REQUIRED ACTION:
In the data below, find each line that contains the word "JSON" and copy it.

DATA FOR ANALYSIS:
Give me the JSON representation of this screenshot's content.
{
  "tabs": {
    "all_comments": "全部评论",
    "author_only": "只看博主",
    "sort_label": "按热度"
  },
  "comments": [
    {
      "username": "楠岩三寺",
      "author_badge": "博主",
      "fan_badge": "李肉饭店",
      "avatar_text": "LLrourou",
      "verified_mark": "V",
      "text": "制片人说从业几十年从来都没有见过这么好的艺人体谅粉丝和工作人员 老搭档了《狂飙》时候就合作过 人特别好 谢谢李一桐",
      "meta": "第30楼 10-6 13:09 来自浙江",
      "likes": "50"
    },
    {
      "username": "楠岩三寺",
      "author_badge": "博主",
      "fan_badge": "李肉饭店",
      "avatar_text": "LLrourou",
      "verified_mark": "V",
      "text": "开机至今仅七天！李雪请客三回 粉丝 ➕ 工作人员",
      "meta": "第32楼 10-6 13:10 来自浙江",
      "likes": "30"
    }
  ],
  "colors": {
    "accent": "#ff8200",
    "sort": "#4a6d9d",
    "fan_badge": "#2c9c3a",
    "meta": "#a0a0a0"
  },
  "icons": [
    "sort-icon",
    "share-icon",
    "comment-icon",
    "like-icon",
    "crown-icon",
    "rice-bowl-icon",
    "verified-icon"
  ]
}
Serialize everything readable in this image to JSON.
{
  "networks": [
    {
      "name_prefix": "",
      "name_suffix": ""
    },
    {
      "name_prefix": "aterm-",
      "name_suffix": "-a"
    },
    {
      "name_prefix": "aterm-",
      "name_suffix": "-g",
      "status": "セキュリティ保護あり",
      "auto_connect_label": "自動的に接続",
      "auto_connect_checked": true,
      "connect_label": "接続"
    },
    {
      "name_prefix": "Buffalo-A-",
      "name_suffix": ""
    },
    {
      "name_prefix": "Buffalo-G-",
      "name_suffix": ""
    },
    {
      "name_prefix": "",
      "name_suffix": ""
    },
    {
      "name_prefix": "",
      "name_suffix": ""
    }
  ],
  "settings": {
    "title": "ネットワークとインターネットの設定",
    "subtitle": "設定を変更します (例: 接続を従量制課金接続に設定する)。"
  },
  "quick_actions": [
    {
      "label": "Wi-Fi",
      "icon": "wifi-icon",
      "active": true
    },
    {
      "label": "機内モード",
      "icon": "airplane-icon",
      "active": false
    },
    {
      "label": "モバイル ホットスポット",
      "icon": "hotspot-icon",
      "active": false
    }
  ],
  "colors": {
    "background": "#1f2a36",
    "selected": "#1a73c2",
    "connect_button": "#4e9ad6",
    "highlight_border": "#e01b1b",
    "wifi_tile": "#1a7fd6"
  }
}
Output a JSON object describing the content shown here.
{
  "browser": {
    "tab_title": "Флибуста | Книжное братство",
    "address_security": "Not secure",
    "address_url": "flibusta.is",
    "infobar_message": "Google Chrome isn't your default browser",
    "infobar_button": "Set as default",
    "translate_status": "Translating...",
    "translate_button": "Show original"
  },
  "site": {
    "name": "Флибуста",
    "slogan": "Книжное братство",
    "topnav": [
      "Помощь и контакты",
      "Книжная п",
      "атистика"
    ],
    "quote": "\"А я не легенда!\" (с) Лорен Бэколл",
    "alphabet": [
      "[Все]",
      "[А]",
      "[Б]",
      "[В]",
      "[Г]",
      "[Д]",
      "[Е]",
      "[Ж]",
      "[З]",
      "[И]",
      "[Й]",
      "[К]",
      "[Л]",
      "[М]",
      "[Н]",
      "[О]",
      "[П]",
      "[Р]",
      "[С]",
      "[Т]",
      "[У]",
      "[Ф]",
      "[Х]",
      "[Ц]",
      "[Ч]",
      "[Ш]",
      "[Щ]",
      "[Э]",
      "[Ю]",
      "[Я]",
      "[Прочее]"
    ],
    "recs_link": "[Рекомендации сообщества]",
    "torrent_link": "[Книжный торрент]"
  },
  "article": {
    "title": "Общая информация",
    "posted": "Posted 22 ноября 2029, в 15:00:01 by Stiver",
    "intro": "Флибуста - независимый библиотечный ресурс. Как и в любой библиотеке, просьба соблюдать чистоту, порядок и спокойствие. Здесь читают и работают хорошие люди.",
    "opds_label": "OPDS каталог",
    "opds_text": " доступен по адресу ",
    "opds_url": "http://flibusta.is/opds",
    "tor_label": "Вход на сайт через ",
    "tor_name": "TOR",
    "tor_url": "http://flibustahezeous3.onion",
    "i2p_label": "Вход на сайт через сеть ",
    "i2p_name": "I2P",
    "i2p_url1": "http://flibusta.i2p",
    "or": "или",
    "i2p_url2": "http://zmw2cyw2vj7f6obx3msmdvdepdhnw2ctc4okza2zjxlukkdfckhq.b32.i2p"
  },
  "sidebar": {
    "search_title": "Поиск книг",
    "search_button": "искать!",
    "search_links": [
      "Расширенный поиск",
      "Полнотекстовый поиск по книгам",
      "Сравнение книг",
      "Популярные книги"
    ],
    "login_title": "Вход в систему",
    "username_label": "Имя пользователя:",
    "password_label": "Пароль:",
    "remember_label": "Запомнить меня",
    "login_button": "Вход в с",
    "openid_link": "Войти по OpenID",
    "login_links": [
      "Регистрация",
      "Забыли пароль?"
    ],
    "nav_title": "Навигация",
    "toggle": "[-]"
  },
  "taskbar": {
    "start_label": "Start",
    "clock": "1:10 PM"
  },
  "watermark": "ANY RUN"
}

TASK ANSWER:
Give me the JSON representation of this screenshot's content.
Serialize everything readable in this image to JSON.
Output a JSON object describing the content shown here.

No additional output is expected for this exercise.